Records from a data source
....
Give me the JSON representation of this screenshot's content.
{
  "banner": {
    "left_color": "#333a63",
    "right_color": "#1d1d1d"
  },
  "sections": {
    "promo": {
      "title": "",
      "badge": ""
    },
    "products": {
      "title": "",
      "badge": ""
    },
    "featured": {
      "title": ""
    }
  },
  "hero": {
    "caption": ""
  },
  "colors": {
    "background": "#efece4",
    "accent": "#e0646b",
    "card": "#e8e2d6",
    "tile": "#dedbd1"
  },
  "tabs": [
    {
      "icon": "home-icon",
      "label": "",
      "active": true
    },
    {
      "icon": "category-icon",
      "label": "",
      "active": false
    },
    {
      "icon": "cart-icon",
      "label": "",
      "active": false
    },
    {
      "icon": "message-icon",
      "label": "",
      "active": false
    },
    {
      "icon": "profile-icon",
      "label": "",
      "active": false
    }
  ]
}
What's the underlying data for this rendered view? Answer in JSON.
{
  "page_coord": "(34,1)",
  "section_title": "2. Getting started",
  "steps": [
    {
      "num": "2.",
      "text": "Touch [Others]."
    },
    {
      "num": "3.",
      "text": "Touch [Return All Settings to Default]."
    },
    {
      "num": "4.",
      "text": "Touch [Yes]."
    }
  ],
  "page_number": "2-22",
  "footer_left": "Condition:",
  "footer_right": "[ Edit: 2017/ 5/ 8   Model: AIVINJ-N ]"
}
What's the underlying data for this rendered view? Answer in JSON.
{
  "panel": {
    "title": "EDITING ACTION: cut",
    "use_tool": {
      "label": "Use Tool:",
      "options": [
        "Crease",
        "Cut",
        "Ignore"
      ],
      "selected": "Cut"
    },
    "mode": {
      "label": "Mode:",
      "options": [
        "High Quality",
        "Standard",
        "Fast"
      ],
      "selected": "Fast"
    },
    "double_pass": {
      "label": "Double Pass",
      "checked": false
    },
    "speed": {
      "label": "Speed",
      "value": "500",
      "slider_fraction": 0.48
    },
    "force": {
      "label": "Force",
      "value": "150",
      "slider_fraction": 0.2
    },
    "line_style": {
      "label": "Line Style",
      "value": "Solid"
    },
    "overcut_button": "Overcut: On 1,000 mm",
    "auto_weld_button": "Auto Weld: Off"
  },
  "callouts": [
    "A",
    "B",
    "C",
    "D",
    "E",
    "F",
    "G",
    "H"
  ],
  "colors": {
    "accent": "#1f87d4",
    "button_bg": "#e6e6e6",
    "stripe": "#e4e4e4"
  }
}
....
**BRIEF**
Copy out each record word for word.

**RESPONSE BOX**
Give me the JSON representation of this screenshot's content.
{
  "banner": {
    "left_color": "#333a63",
    "right_color": "#1d1d1d"
  },
  "sections": {
    "promo": {
      "title": "",
      "badge": ""
    },
    "products": {
      "title": "",
      "badge": ""
    },
    "featured": {
      "title": ""
    }
  },
  "hero": {
    "caption": ""
  },
  "colors": {
    "background": "#efece4",
    "accent": "#e0646b",
    "card": "#e8e2d6",
    "tile": "#dedbd1"
  },
  "tabs": [
    {
      "icon": "home-icon",
      "label": "",
      "active": true
    },
    {
      "icon": "category-icon",
      "label": "",
      "active": false
    },
    {
      "icon": "cart-icon",
      "label": "",
      "active": false
    },
    {
      "icon": "message-icon",
      "label": "",
      "active": false
    },
    {
      "icon": "profile-icon",
      "label": "",
      "active": false
    }
  ]
}
What's the underlying data for this rendered view? Answer in JSON.
{
  "page_coord": "(34,1)",
  "section_title": "2. Getting started",
  "steps": [
    {
      "num": "2.",
      "text": "Touch [Others]."
    },
    {
      "num": "3.",
      "text": "Touch [Return All Settings to Default]."
    },
    {
      "num": "4.",
      "text": "Touch [Yes]."
    }
  ],
  "page_number": "2-22",
  "footer_left": "Condition:",
  "footer_right": "[ Edit: 2017/ 5/ 8   Model: AIVINJ-N ]"
}
What's the underlying data for this rendered view? Answer in JSON.
{
  "panel": {
    "title": "EDITING ACTION: cut",
    "use_tool": {
      "label": "Use Tool:",
      "options": [
        "Crease",
        "Cut",
        "Ignore"
      ],
      "selected": "Cut"
    },
    "mode": {
      "label": "Mode:",
      "options": [
        "High Quality",
        "Standard",
        "Fast"
      ],
      "selected": "Fast"
    },
    "double_pass": {
      "label": "Double Pass",
      "checked": false
    },
    "speed": {
      "label": "Speed",
      "value": "500",
      "slider_fraction": 0.48
    },
    "force": {
      "label": "Force",
      "value": "150",
      "slider_fraction": 0.2
    },
    "line_style": {
      "label": "Line Style",
      "value": "Solid"
    },
    "overcut_button": "Overcut: On 1,000 mm",
    "auto_weld_button": "Auto Weld: Off"
  },
  "callouts": [
    "A",
    "B",
    "C",
    "D",
    "E",
    "F",
    "G",
    "H"
  ],
  "colors": {
    "accent": "#1f87d4",
    "button_bg": "#e6e6e6",
    "stripe": "#e4e4e4"
  }
}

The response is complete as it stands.